William Hall worked in Fortnum & Mason, one of London's oldest and most upmarket department stores, one year. He says he worked "very hard for very little money, but there were perks like the staff shop". 

These included "Christmas puddings a year old for 50p, but quite edible," and "10p for unsold cake slices. And pies!" 

Meanwhile friends in the fashion buyers' office shared around Christmas cards from pop star Lady Gaga.

Fired at Christmas 

Eleanor Vesey-Thompson had a slightly less glamorous experience, and lost her job on a Christmas she had planned to work through as a waitress. 

To be fair, she points out, the restaurant "had basically gone bankrupt" at its busiest time of the year. 

"We were all set with shifts for the coming next busy 10 days, and I was even happy to work Christmas Day afternoon," she says. 

"I went into work on the 23rd for the night shift, and as I finished my shift was told that the restaurant was closing down immediately and everyone was let go. 

"I have no idea what happened to the poor people who had Christmas lunch booked," she says.

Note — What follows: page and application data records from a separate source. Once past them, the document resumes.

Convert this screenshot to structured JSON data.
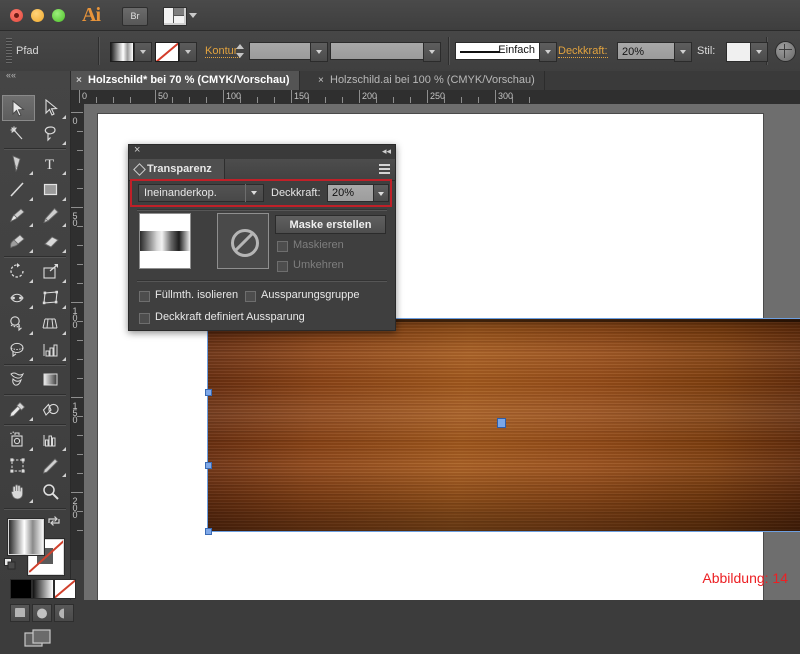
{
  "window": {
    "app_name": "Ai",
    "bridge_button": "Br",
    "buttons": [
      "close",
      "minimize",
      "maximize"
    ]
  },
  "control_bar": {
    "selection_label": "Pfad",
    "stroke_label": "Kontur:",
    "stroke_weight_value": "",
    "stroke_profile_value": "",
    "stroke_style_label": "Einfach",
    "opacity_label": "Deckkraft:",
    "opacity_value": "20%",
    "style_label": "Stil:"
  },
  "tabs": [
    {
      "label": "Holzschild* bei 70 % (CMYK/Vorschau)",
      "active": true,
      "close": "×"
    },
    {
      "label": "Holzschild.ai bei 100 % (CMYK/Vorschau)",
      "active": false,
      "close": "×"
    }
  ],
  "rulers": {
    "horizontal_ticks": [
      "0",
      "50",
      "100",
      "150",
      "200",
      "250",
      "300"
    ],
    "vertical_ticks": [
      "0",
      "50",
      "100",
      "150",
      "200"
    ],
    "units": "mm"
  },
  "tools": {
    "items": [
      "selection-tool",
      "direct-selection-tool",
      "magic-wand-tool",
      "lasso-tool",
      "pen-tool",
      "type-tool",
      "line-segment-tool",
      "rectangle-tool",
      "paintbrush-tool",
      "pencil-tool",
      "blob-brush-tool",
      "eraser-tool",
      "rotate-tool",
      "scale-tool",
      "width-tool",
      "free-transform-tool",
      "shape-builder-tool",
      "perspective-grid-tool",
      "mesh-tool",
      "gradient-tool",
      "eyedropper-tool",
      "blend-tool",
      "symbol-sprayer-tool",
      "column-graph-tool",
      "artboard-tool",
      "slice-tool",
      "hand-tool",
      "zoom-tool"
    ],
    "selected": "selection-tool",
    "fill_swatch": "gradient-fill",
    "stroke_swatch": "none-stroke",
    "color_modes": [
      "color",
      "gradient",
      "none"
    ],
    "screen_modes": [
      "normal-screen-mode",
      "full-screen-with-menu",
      "full-screen"
    ]
  },
  "transparency_panel": {
    "title": "Transparenz",
    "close_glyph": "×",
    "collapse_glyph": "◂◂",
    "blend_mode": "Ineinanderkop.",
    "opacity_label": "Deckkraft:",
    "opacity_value": "20%",
    "make_mask_button": "Maske erstellen",
    "clip_checkbox": "Maskieren",
    "invert_checkbox": "Umkehren",
    "isolate_checkbox": "Füllmth. isolieren",
    "knockout_checkbox": "Aussparungsgruppe",
    "opacity_knockout_checkbox": "Deckkraft definiert Aussparung",
    "highlight_color": "#c02028",
    "thumbnail_art": "gradient-band-thumbnail",
    "thumbnail_mask": "no-mask-thumbnail",
    "checkbox_states": {
      "Maskieren": false,
      "Umkehren": false,
      "Füllmth. isolieren": false,
      "Aussparungsgruppe": false,
      "Deckkraft definiert Aussparung": false
    }
  },
  "canvas": {
    "object": "wood-plank-shape",
    "object_colors": [
      "#6b2f10",
      "#a75b1d",
      "#5e290c"
    ],
    "selection_color": "#7aa7e8",
    "caption": "Abbildung: 14",
    "caption_color": "#ec2024"
  }
}
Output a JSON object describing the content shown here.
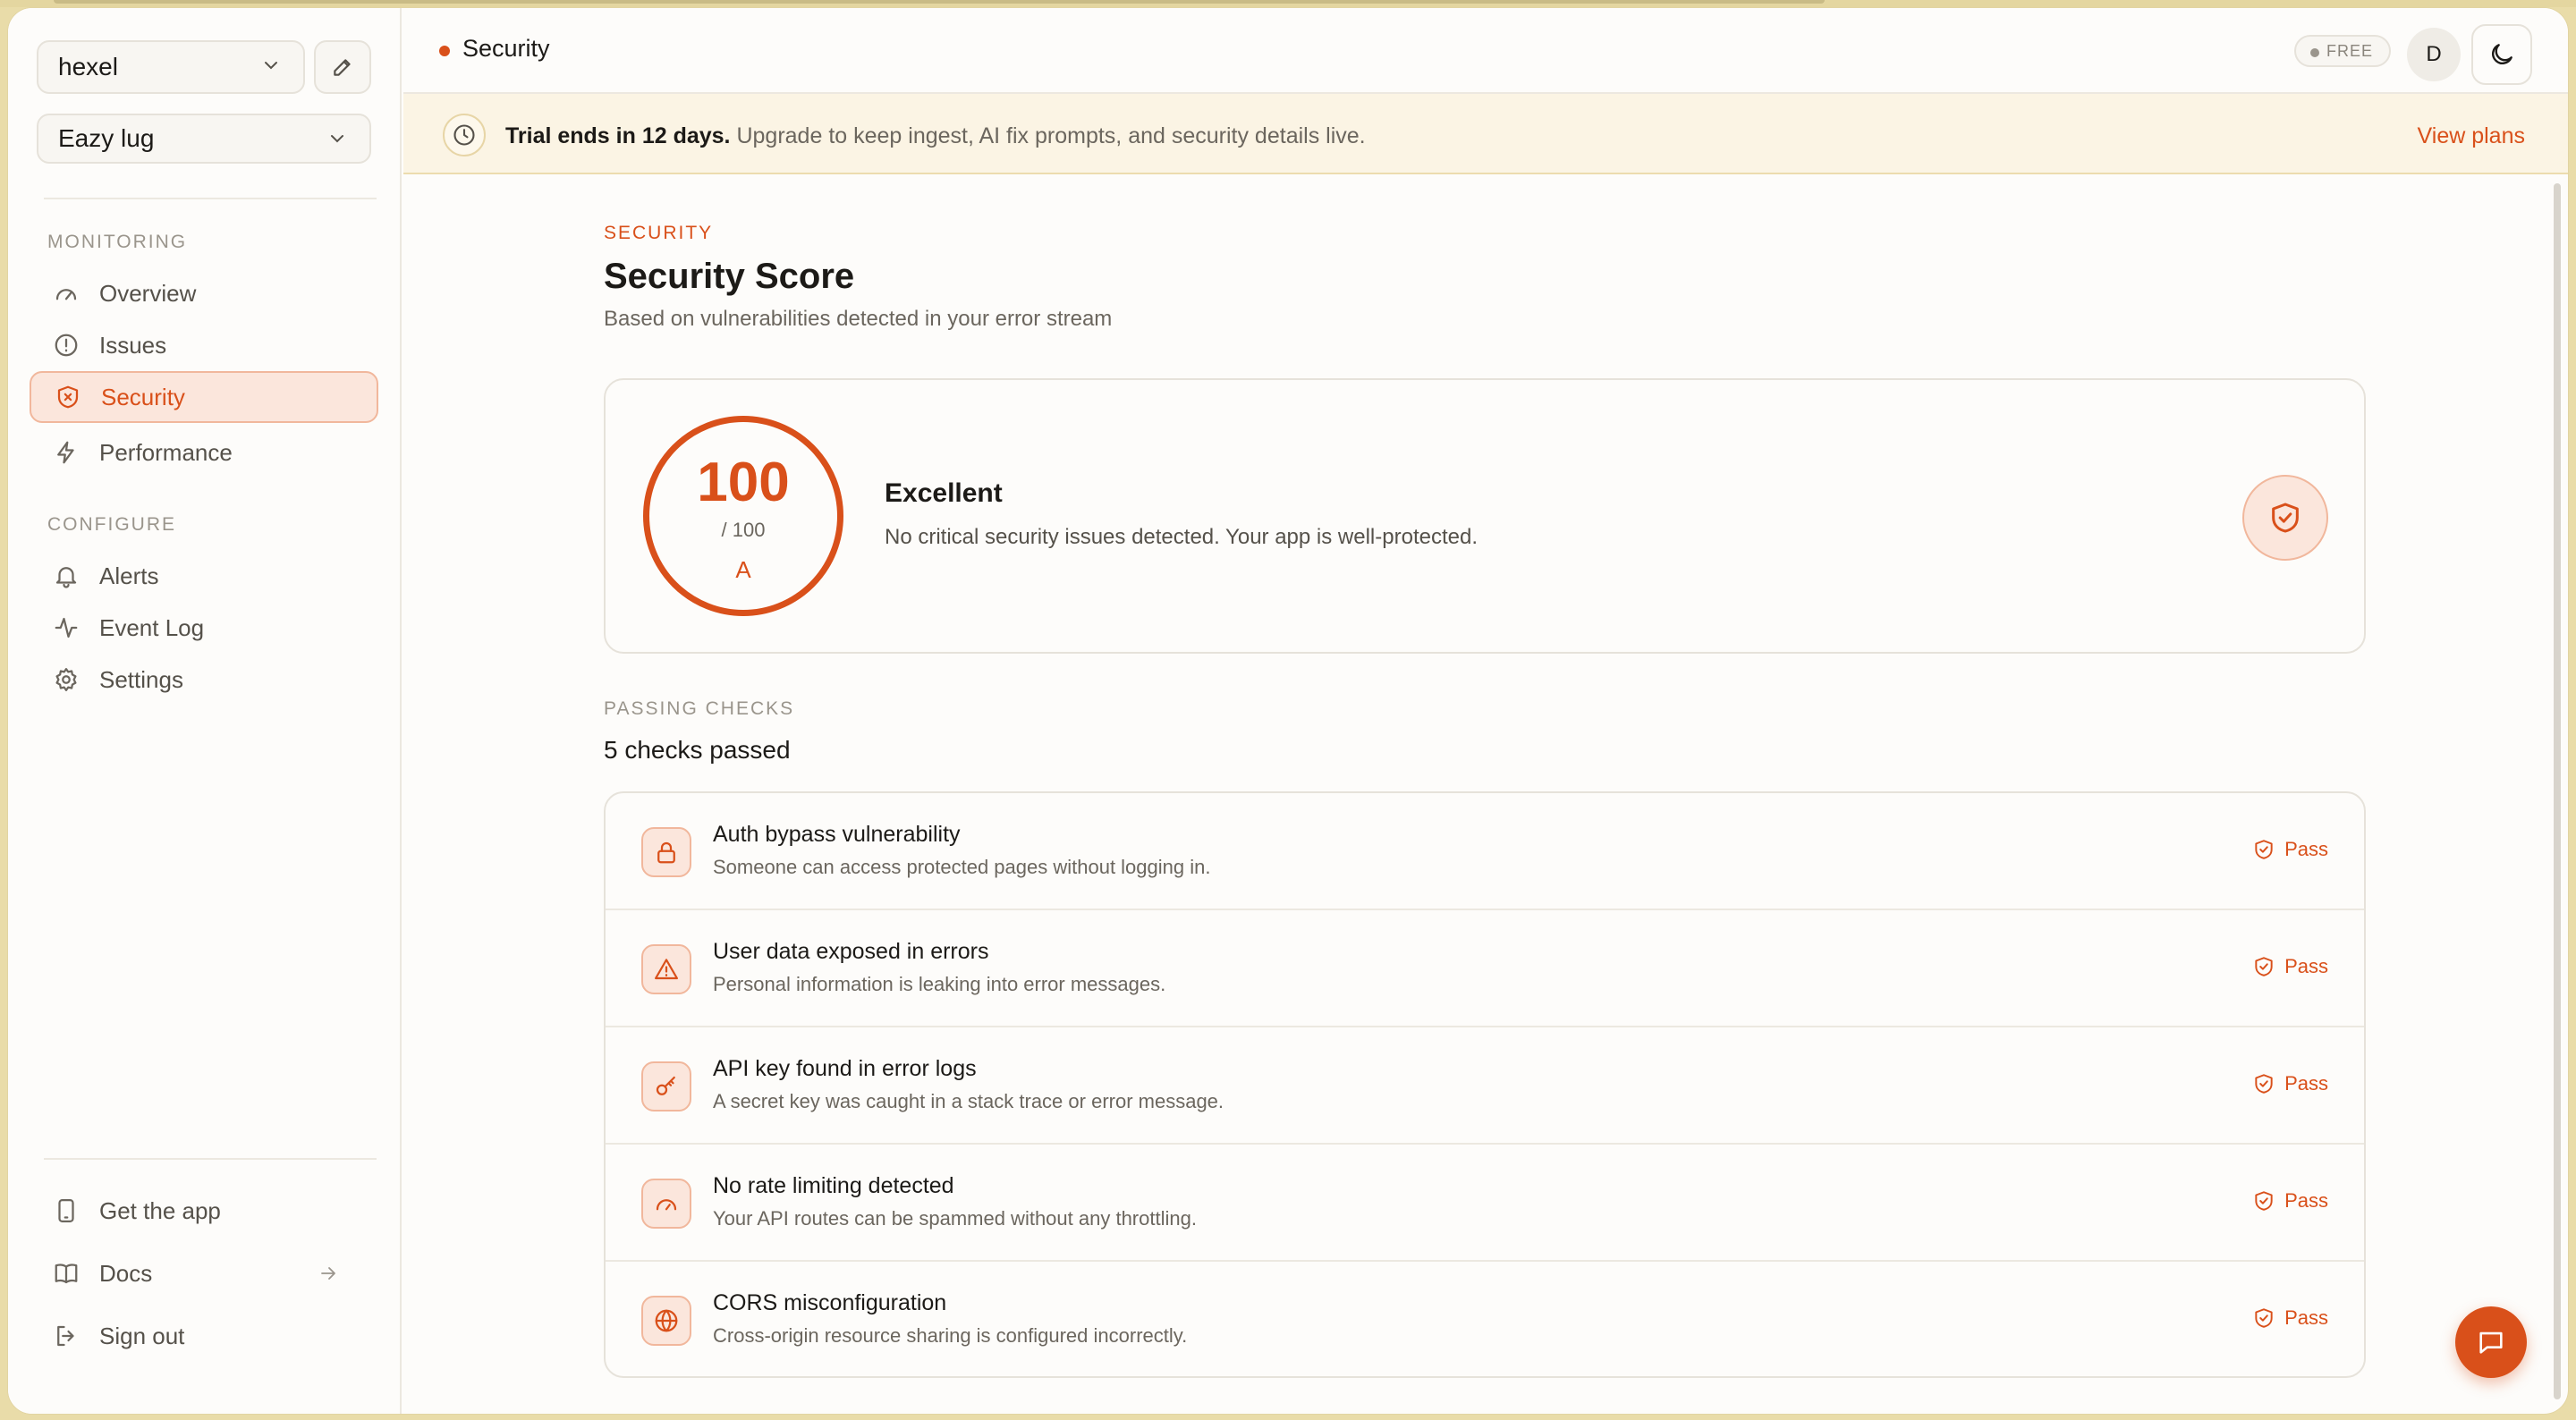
{
  "workspace": {
    "selected": "hexel"
  },
  "project": {
    "selected": "Eazy lug"
  },
  "sidebar": {
    "monitoring_label": "MONITORING",
    "configure_label": "CONFIGURE",
    "monitoring_items": [
      {
        "label": "Overview",
        "icon": "gauge-icon"
      },
      {
        "label": "Issues",
        "icon": "alert-circle-icon"
      },
      {
        "label": "Security",
        "icon": "shield-x-icon",
        "active": true
      },
      {
        "label": "Performance",
        "icon": "bolt-icon"
      }
    ],
    "configure_items": [
      {
        "label": "Alerts",
        "icon": "bell-icon"
      },
      {
        "label": "Event Log",
        "icon": "activity-icon"
      },
      {
        "label": "Settings",
        "icon": "gear-icon"
      }
    ],
    "footer_items": [
      {
        "label": "Get the app",
        "icon": "phone-icon"
      },
      {
        "label": "Docs",
        "icon": "book-icon"
      },
      {
        "label": "Sign out",
        "icon": "logout-icon"
      }
    ]
  },
  "header": {
    "breadcrumb": "Security",
    "plan_badge": "FREE",
    "avatar_initial": "D"
  },
  "trial": {
    "headline": "Trial ends in 12 days.",
    "message": "Upgrade to keep ingest, AI fix prompts, and security details live.",
    "cta": "View plans"
  },
  "page": {
    "kicker": "SECURITY",
    "title": "Security Score",
    "subtitle": "Based on vulnerabilities detected in your error stream"
  },
  "score": {
    "value": "100",
    "max": "/ 100",
    "grade": "A",
    "label": "Excellent",
    "description": "No critical security issues detected. Your app is well-protected."
  },
  "checks": {
    "kicker": "PASSING CHECKS",
    "title": "5 checks passed",
    "items": [
      {
        "title": "Auth bypass vulnerability",
        "description": "Someone can access protected pages without logging in.",
        "status": "Pass",
        "icon": "lock-icon"
      },
      {
        "title": "User data exposed in errors",
        "description": "Personal information is leaking into error messages.",
        "status": "Pass",
        "icon": "warning-triangle-icon"
      },
      {
        "title": "API key found in error logs",
        "description": "A secret key was caught in a stack trace or error message.",
        "status": "Pass",
        "icon": "key-icon"
      },
      {
        "title": "No rate limiting detected",
        "description": "Your API routes can be spammed without any throttling.",
        "status": "Pass",
        "icon": "speedometer-icon"
      },
      {
        "title": "CORS misconfiguration",
        "description": "Cross-origin resource sharing is configured incorrectly.",
        "status": "Pass",
        "icon": "globe-icon"
      }
    ]
  },
  "colors": {
    "accent": "#d9501a",
    "accent_soft": "#fbe6dc",
    "trial_bg": "#fbf4e4"
  }
}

Worker in a cafe

If you don't celebrate Christmas - the chance for some extra work is especially welcome. Picture: Joanna Boj on Unsplash

When Christmas isn't really Christmas

And there are some employees who find themselves working at Christmas while other people are celebrating very different times of the year. 

Thomas Buckland, who worked in Santa's Grotto at Harrods, the iconic London department store, says their Christmas adverts are filmed in summer, with fake snow. 

Meanwhile in Cardiff, Nicki Tudor worked in a local department store "who prided themselves on opening the Christmas shop on the same day as Harrods. In July." 

She adds: "Cue five months of Douglas The Fir singing Christmas songs right next to my concession stand, while people yelled at me that it wasn't Christmas yet."  

At least Shane Conneely, working in a Brown Thomas concession in Dublin, was spared for slightly longer.  

"The Christmas shop would be open on August 30th with an atonal reindeer beeping out Christmas carols on the Lady Day of summer," he says. 

So if you find yourself working this Christmas, at least you're not doing that.